Game of Thrones actor Kit Harington to be honoured at Giffoni Film FestivalBryan Cranston honoured with Lifetime Achievement Award at Munich film festAaron Paul says he stole every prop he could find on “Breaking Bad”Television these days is considered the entertainment medium for grown-ups. Actions have consequences, in other words. The clothes Walter White wears get darker as he turns evil. At the beginning you sympathise with him. During the course of the show, his persona alters. He is believable as a picked-on chemistry teacher, he is believable as a caring family man, he is also believable as the ruthless Heiserberg. Jesse Pinkman may have been a meth addict, but Walter White was the real junkie. The show follows a man called Walter White as he goes to the dark side, if you excuse my Star Wars reference. A meek chemistry teacher, a diagnoses reveals he has terminal lung cancer. Bryan Cranston, in an absolutely outstanding performance, encapsulates the character of Walter White so perfectly that it is hard to imagine he was the same person who played Dad in Malcolm in the Middle. They seamlessly blend into the narrative. And, of course, Breaking Bad. He is, after all, a man trying to make sure his family’s future is secure. Breaking Bad has solid writing and acting, but visuals are a strong part of it. HBO should be considered as the frontrunner as their ‘The Sopranos’ and ‘The Wire’ completely changed the television landscape in early 2000s and paved the way for future. Let’s have a look at why the crime drama revolving around just one character turned out to be a masterpiece. The term gets thrown around a lot, but Breaking Bad really is a masterpiece. So believable in spite of the things he did. There are a lot many themes the show explores, but one supersedes them all: you reap what you sow. For all the latest Entertainment News, download Indian Express App

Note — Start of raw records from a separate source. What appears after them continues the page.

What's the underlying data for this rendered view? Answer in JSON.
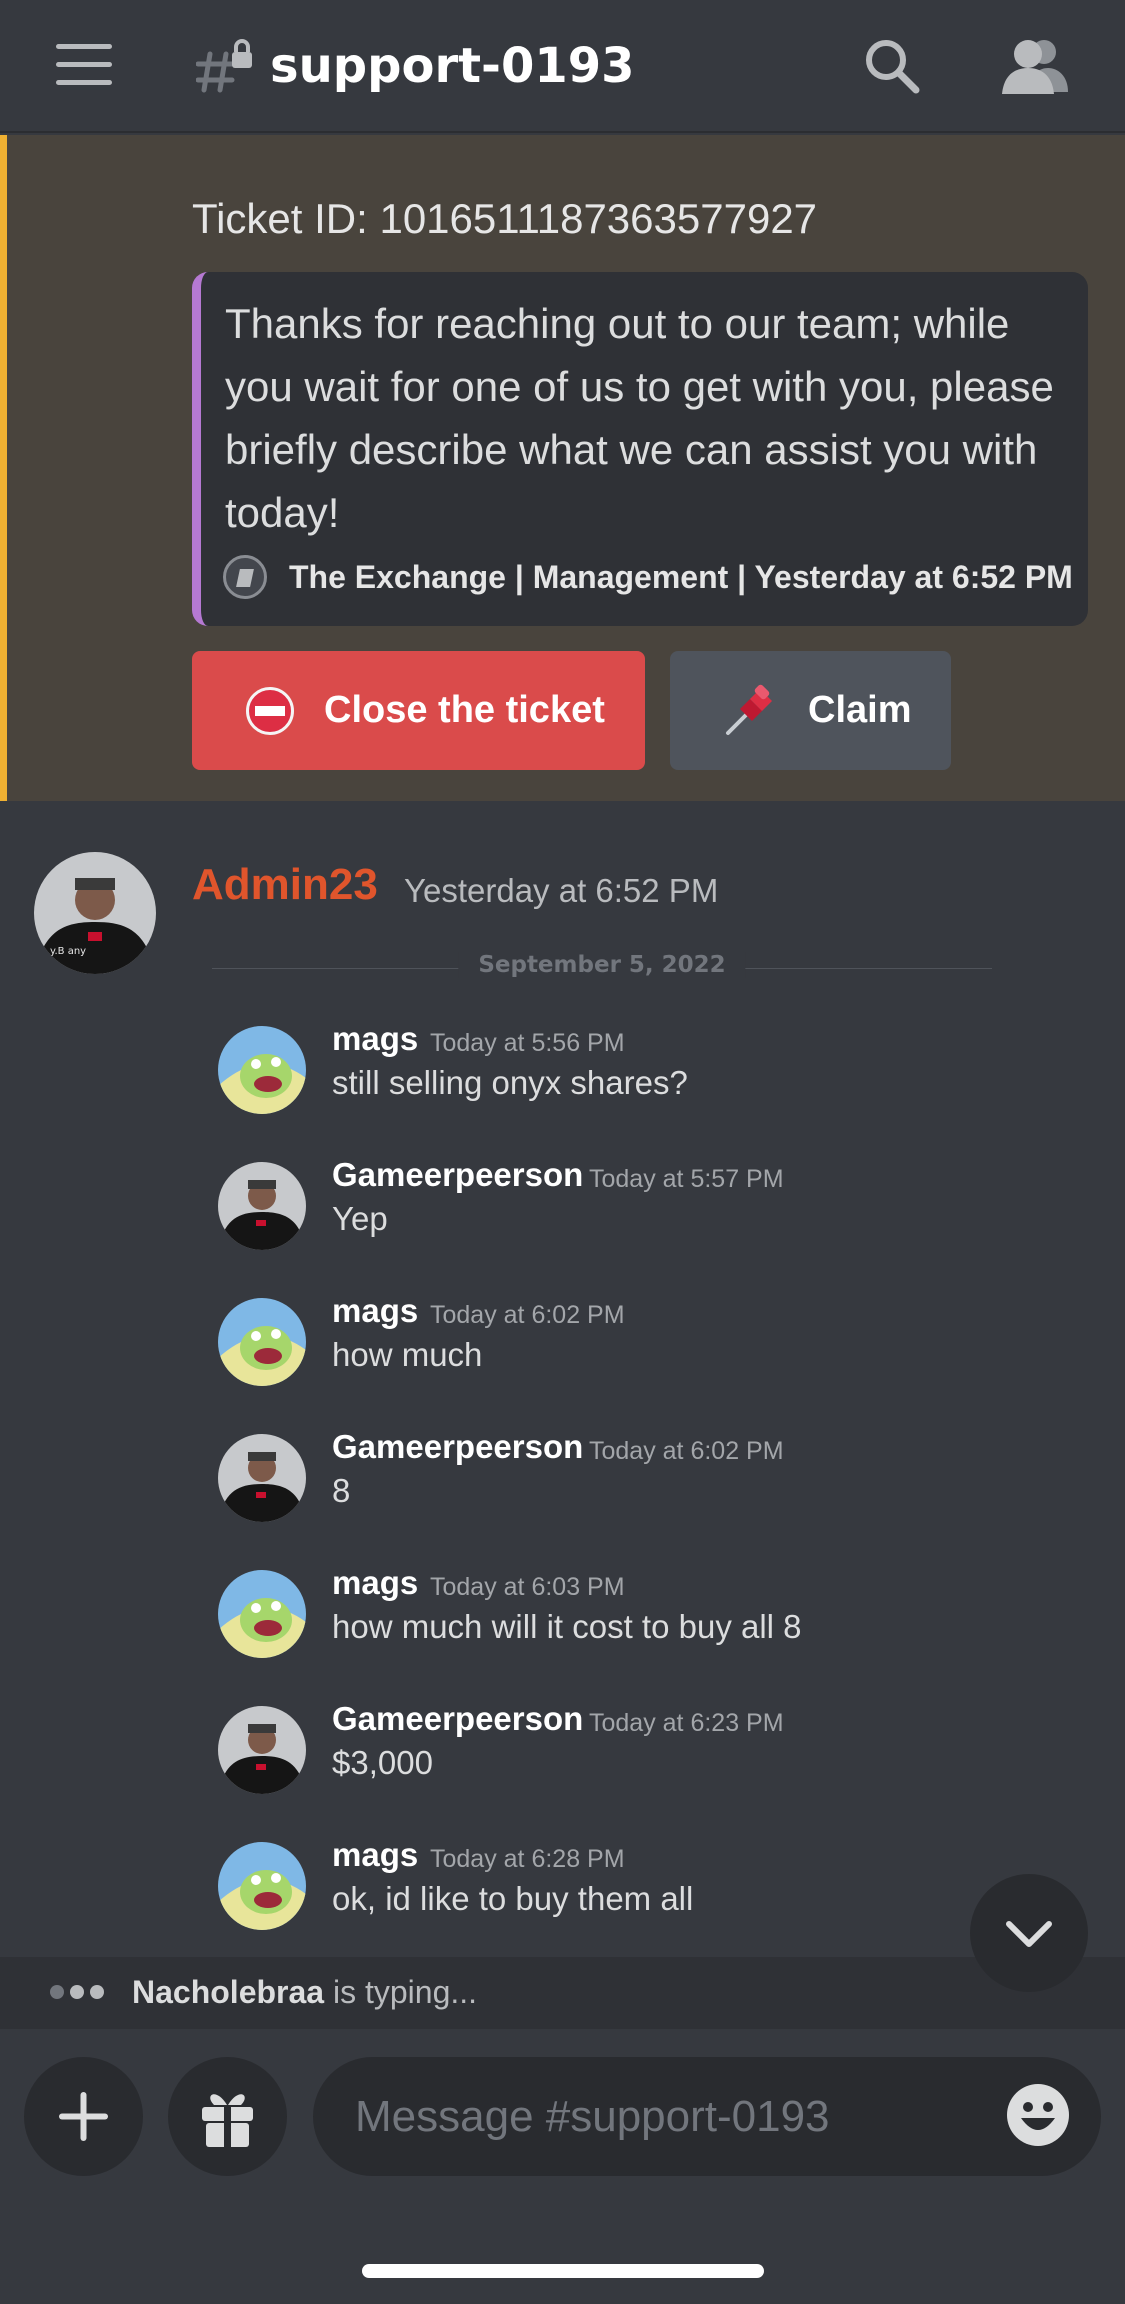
{
  "header": {
    "channel_name": "support-0193"
  },
  "embed": {
    "ticket_id": "Ticket ID: 1016511187363577927",
    "description": "Thanks for reaching out to our team; while you wait for one of us to get with you, please briefly describe what we can assist you with today!",
    "footer": "The Exchange | Management | Yesterday at 6:52 PM",
    "close_button": "Close the ticket",
    "claim_button": "Claim"
  },
  "post": {
    "author": "Admin23",
    "time": "Yesterday at 6:52 PM",
    "date_divider": "September 5, 2022"
  },
  "messages": [
    {
      "author": "mags",
      "time": "Today at 5:56 PM",
      "content": "still selling onyx shares?"
    },
    {
      "author": "Gameerpeerson",
      "time": "Today at 5:57 PM",
      "content": "Yep"
    },
    {
      "author": "mags",
      "time": "Today at 6:02 PM",
      "content": "how much"
    },
    {
      "author": "Gameerpeerson",
      "time": "Today at 6:02 PM",
      "content": "8"
    },
    {
      "author": "mags",
      "time": "Today at 6:03 PM",
      "content": "how much will it cost to buy all 8"
    },
    {
      "author": "Gameerpeerson",
      "time": "Today at 6:23 PM",
      "content": "$3,000"
    },
    {
      "author": "mags",
      "time": "Today at 6:28 PM",
      "content": "ok, id like to buy them all"
    }
  ],
  "typing": {
    "user": "Nacholebraa",
    "suffix": " is typing..."
  },
  "composer": {
    "placeholder": "Message #support-0193"
  },
  "colors": {
    "background": "#36393f",
    "embed_background": "#49443d",
    "embed_accent": "#f0b132",
    "embed_card_accent": "#b579d2",
    "danger_button": "#da4b4b",
    "secondary_button": "#4f545c",
    "admin_name": "#e0552c"
  },
  "icons": [
    "hamburger-menu-icon",
    "locked-channel-icon",
    "search-icon",
    "members-icon",
    "no-entry-icon",
    "pushpin-icon",
    "chevron-down-icon",
    "plus-icon",
    "gift-icon",
    "emoji-icon"
  ]
}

© IE Online Media Services Pvt Ltd In the end, Walter White himself admits what the discerning viewers have suspected for some time – that he did everything for himself. Breaking Bad is mainly an examination of one single character who ‘breaks bad’. Walter White gets away for a long time but ultimately what he has done catches up to him. On this day, the last episode of this remarkable AMC show was aired four years ago. Teaming up with Jesse Pinkman, a former student, he starts a tentative ‘cooking’ business and that is the moment when he crosses the rubicon. The cinematographers do a marvellous job in bringing out the lines on his face in clear contrast.